Follow-up questions should pertain to: the patient’s timing of sleep; current therapies; lifestyle; duration and frequency of sleep; any medical or psychiatric associations; their history of primary sleep disorders; and their family history of disorders including insomnia and obstructive sleep apnea.
Karl Doghramji also advocated for the application of the Insomnia Severity Index (ISI) for patients that show initial issues in sleep habit. He noted the ISI form is simplistic, only requires a few minutes for a patient to complete, and easily tracks progress visit-to-visit.
Risk factors are fairly distinguishable in sleep disorder patients, Doghramji noted. Conditions are more prevalent in older patients, as well as females—particularly those who are postmenopausal or perimenopausal. Patients who have been through a divorce, separation, or loss of a spouse are also more susceptible.
Chronic pain and psychiatric illnesses are common risk factors, and patients may more often engage in behaviors such as cigarette smoking, and alcohol and/or coffee consumption more frequently.
Doghramji noted primary care physicians may be wary to engage their patient on sleep disorders if only because they’re uncertain of the next steps. To that, he advised they embrace the learning curve—as they had to for BP readings and questions about depression symptoms. A physician doesn’t immediately refer a patient with chest pains to a cardiologist, and they shouldn’t have to refer a patient with poor sleep habits to a specialist.
Embracing the scope of sleep disorders—their prevalence, their harm, and especially the simple clinical steps that can limit their reach and symptoms—is a necessity in the primary care space. Like gauging a patient’s exercise routine and diet, it could make all the difference.

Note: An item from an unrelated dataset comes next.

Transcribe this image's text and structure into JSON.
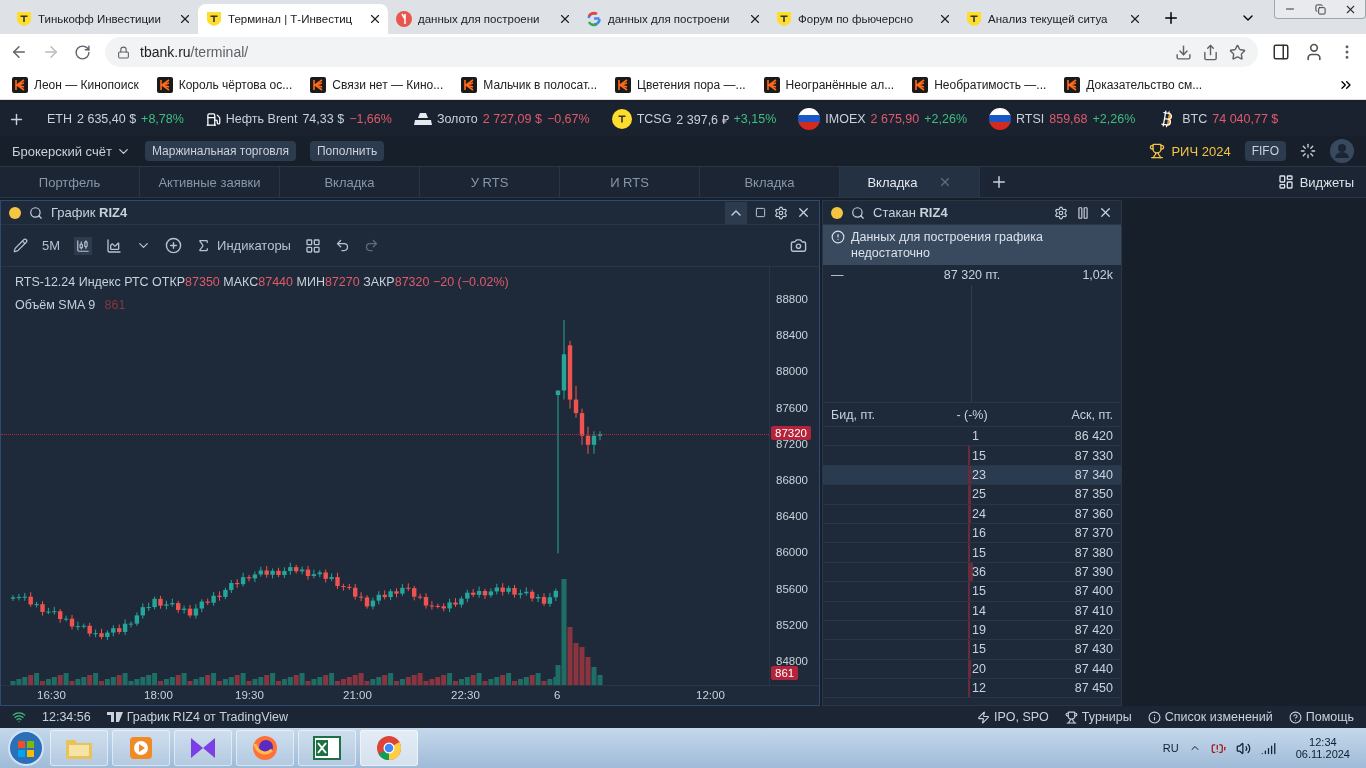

“You don’t wonder why—you just know it’s worth it,” Doghramji said.